Bloomberg is reporting that President Barack Obama is weighing a “Social Security concession” in negotiation of a deal to avert the so-called fiscal cliff.
According to the report, Obama is considering a Social Security CPI change. What that means, via Bloomberg:
Switching the inflation yardstick to the so-called chained consumer price index would reduce Social Security cost-of-living benefit increases and generate fresh revenue because it also would reset income-tax brackets. Some Democrats in Congress have said they’re willing to make that change.
The Congressional Budget Office estimated in 2011 that a tweak to the so-called chained CPI could save as much as $145 billion through 2021.
The Washington Post’s Ed O’Keefe has an example of what the switch could mean for an average retiree:
Imagine, for example, a person born in 1935 who retired to full benefits at age 65 in 2000. People in that position had an average initial monthly benefit of $1,435, or $17,220 a year, according to the Social Security Administration. Under the cost-of-living-adjustment formula and 2012 inflation, that benefit would be up to $1,986 a month in 2013, or $23,832 a year. But if payouts were adjusted using chained CPI, the sum would be around $1,880 a month, or $22,560 a year — a cut of more than 5 per cent and more as the years go by.
Obama and House Speaker John Boehner met for approximately 45 minutes today at the White House, and it appears as if talks to come to a deal before a Jan. 1 deadline are progressing.

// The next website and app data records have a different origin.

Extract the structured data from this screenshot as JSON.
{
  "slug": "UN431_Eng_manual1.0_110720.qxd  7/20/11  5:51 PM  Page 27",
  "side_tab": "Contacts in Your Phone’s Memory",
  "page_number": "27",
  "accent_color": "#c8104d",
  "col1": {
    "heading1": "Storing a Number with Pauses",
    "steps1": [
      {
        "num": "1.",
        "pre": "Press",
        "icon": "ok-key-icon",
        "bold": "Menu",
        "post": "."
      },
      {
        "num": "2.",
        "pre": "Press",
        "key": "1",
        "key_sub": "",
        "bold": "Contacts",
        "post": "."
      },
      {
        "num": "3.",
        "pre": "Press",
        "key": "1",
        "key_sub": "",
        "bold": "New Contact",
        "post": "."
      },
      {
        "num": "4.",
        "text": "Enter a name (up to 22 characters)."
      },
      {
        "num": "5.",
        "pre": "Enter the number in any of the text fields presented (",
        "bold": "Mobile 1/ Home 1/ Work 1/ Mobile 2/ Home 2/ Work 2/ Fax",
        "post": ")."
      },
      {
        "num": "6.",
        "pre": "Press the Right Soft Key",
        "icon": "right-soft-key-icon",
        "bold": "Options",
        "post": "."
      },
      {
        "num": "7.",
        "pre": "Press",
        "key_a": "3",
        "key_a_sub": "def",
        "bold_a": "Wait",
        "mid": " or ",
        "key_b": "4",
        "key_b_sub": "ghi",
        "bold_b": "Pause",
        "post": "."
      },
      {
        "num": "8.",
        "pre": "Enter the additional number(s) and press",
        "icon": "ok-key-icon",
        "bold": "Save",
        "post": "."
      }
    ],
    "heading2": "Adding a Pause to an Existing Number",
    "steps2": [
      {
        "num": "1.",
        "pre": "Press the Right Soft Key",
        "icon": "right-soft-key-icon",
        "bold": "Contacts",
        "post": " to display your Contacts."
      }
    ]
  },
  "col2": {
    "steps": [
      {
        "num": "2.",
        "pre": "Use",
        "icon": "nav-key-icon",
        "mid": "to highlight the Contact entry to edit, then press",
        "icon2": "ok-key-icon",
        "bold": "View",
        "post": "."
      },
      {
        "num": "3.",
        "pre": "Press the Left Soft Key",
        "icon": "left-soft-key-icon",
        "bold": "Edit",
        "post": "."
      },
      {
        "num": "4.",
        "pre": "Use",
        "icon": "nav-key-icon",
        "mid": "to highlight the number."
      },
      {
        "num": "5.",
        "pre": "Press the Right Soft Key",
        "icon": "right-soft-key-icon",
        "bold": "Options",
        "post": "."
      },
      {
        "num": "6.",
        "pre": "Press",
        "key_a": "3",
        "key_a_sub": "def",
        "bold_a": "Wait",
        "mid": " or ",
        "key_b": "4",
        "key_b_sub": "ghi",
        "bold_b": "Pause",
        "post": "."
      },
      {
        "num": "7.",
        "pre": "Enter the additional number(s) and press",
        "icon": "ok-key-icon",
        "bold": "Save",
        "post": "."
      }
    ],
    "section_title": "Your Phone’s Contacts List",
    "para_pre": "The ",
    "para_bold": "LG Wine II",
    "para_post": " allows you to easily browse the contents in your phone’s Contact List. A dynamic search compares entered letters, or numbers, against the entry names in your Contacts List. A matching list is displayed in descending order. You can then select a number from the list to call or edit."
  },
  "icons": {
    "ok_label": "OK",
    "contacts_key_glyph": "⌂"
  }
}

In recent days, Boehner has reportedly offered some small concessions, as well. On Saturday, Politico, CNN and The Associated Press reported that Boehner proposed a tax hike on millionaires. And on Sunday, The Washington Post reported that Boehner had proposed lifting the debt ceiling for one year.